Task description:
Output all the entries word for word. Omit the pictures.

Material provided Block Start

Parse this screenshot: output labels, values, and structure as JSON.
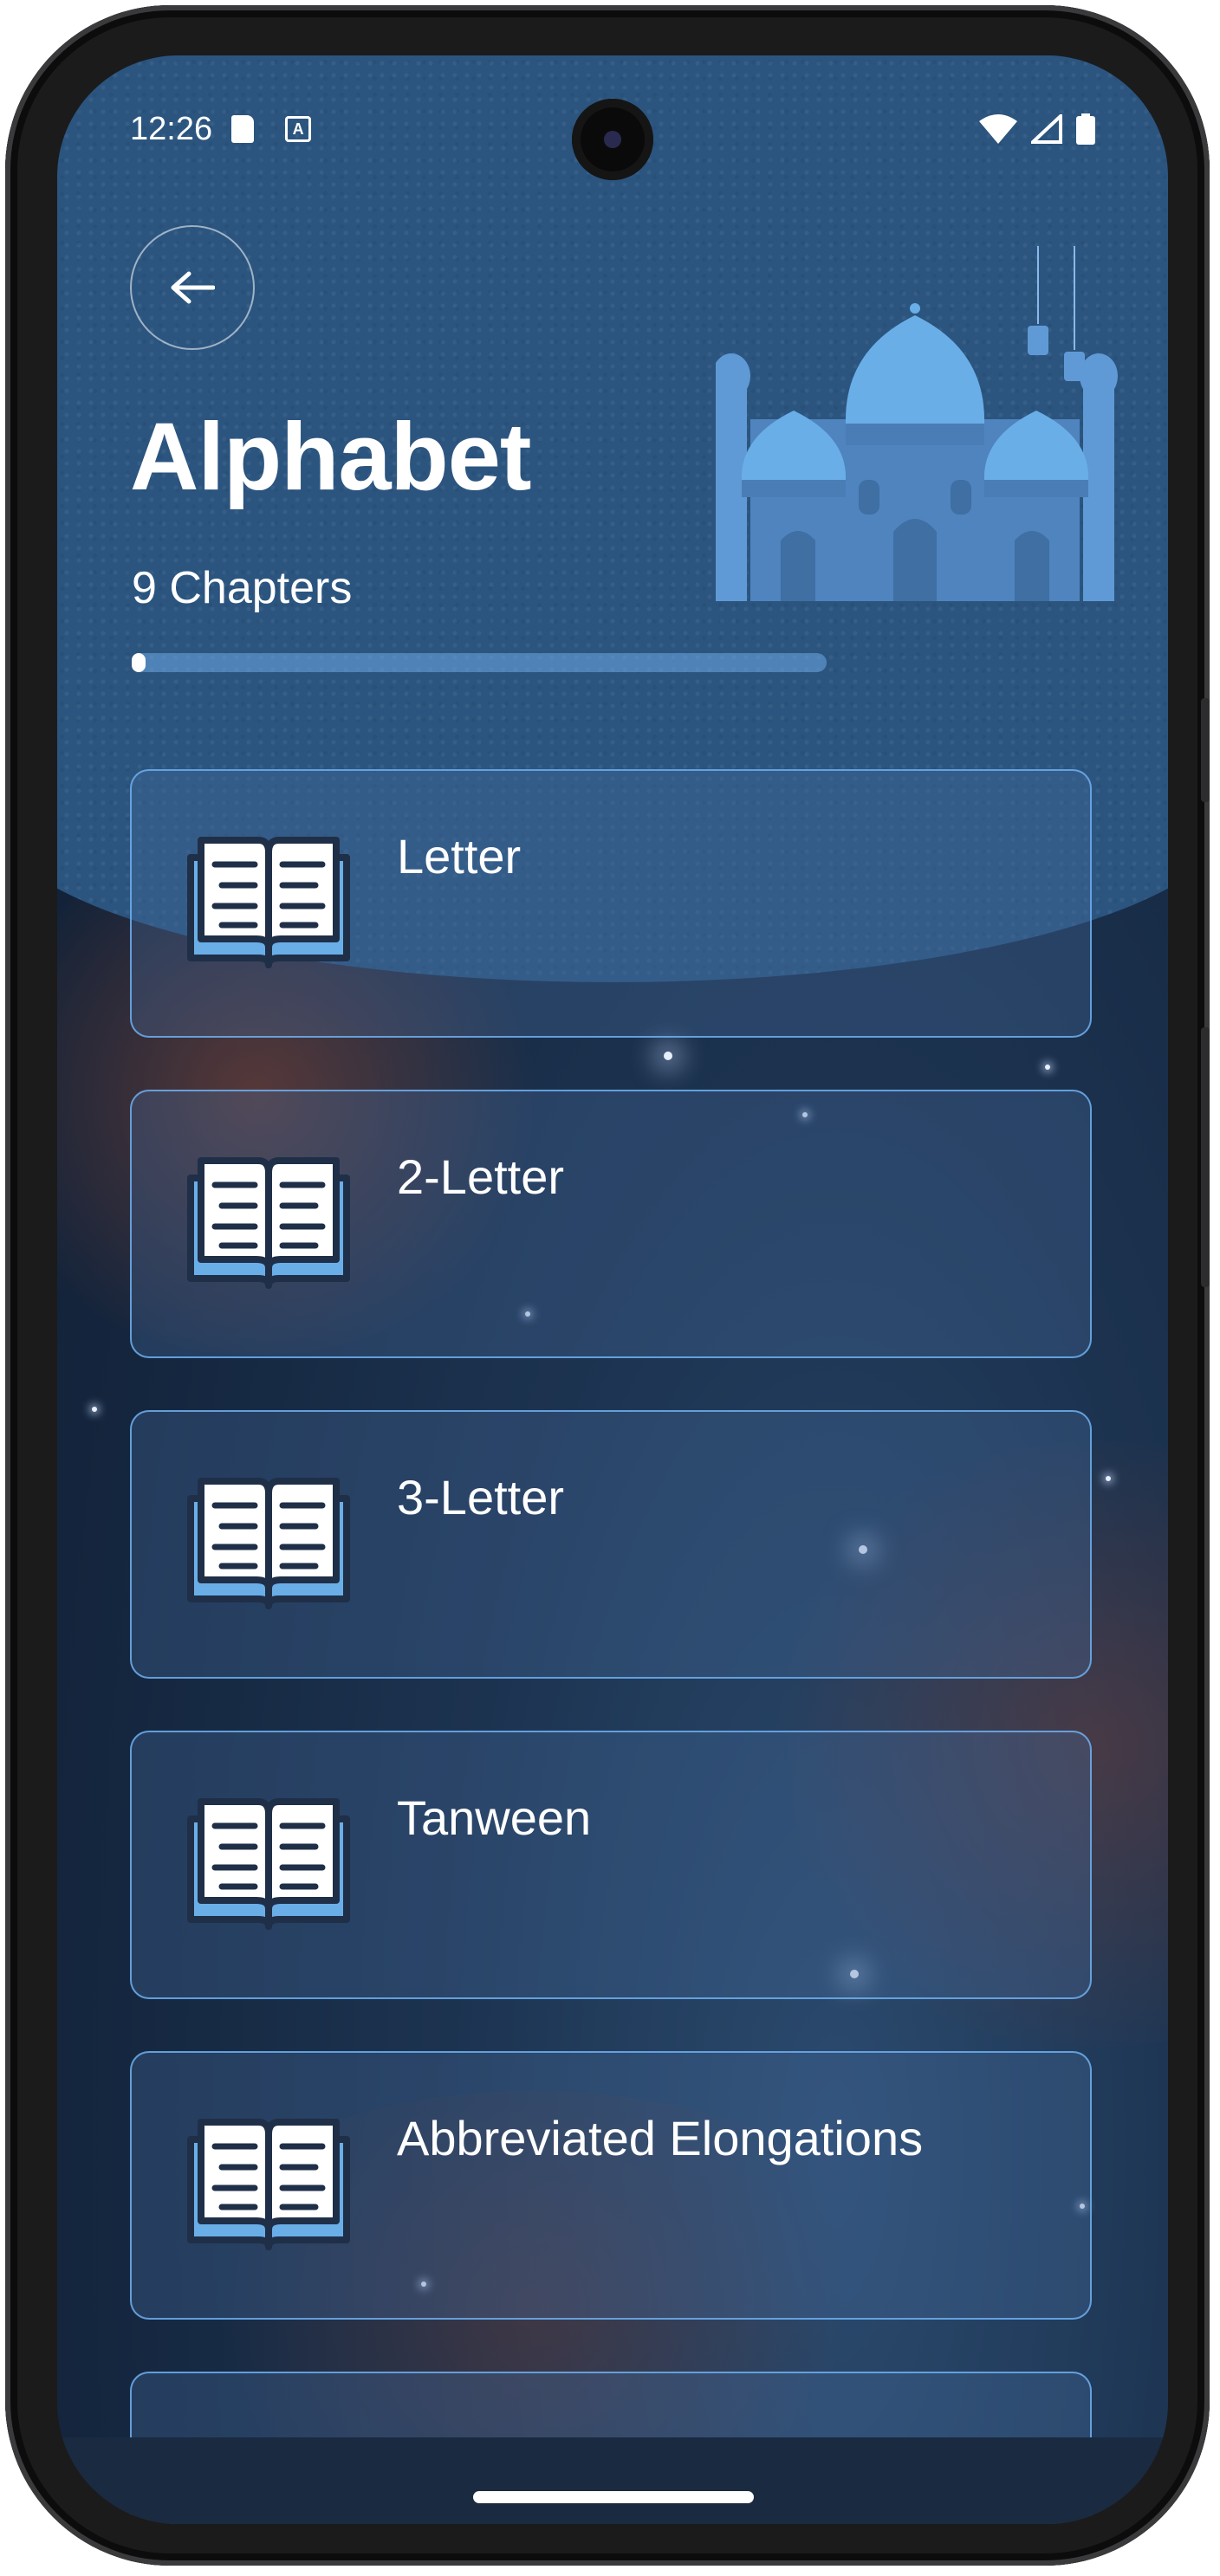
{
  "status_bar": {
    "time": "12:26"
  },
  "header": {
    "title": "Alphabet",
    "subtitle": "9 Chapters",
    "progress_fraction": 0.02
  },
  "chapters": [
    {
      "label": "Letter"
    },
    {
      "label": "2-Letter"
    },
    {
      "label": "3-Letter"
    },
    {
      "label": "Tanween"
    },
    {
      "label": "Abbreviated Elongations"
    },
    {
      "label": ""
    }
  ],
  "colors": {
    "accent": "#6aaee8",
    "card_border": "#6eaff0",
    "header_bg": "#2b557f",
    "background": "#14253d"
  },
  "icons": {
    "back": "arrow-left-icon",
    "chapter": "open-book-icon",
    "illustration": "mosque-illustration"
  }
}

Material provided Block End

Written answer:
Parse this screenshot: output labels, values, and structure as JSON.
{
  "status_bar": {
    "time": "12:26"
  },
  "header": {
    "title": "Alphabet",
    "subtitle": "9 Chapters",
    "progress_fraction": 0.02
  },
  "chapters": [
    {
      "label": "Letter"
    },
    {
      "label": "2-Letter"
    },
    {
      "label": "3-Letter"
    },
    {
      "label": "Tanween"
    },
    {
      "label": "Abbreviated Elongations"
    },
    {
      "label": ""
    }
  ],
  "colors": {
    "accent": "#6aaee8",
    "card_border": "#6eaff0",
    "header_bg": "#2b557f",
    "background": "#14253d"
  },
  "icons": {
    "back": "arrow-left-icon",
    "chapter": "open-book-icon",
    "illustration": "mosque-illustration"
  }
}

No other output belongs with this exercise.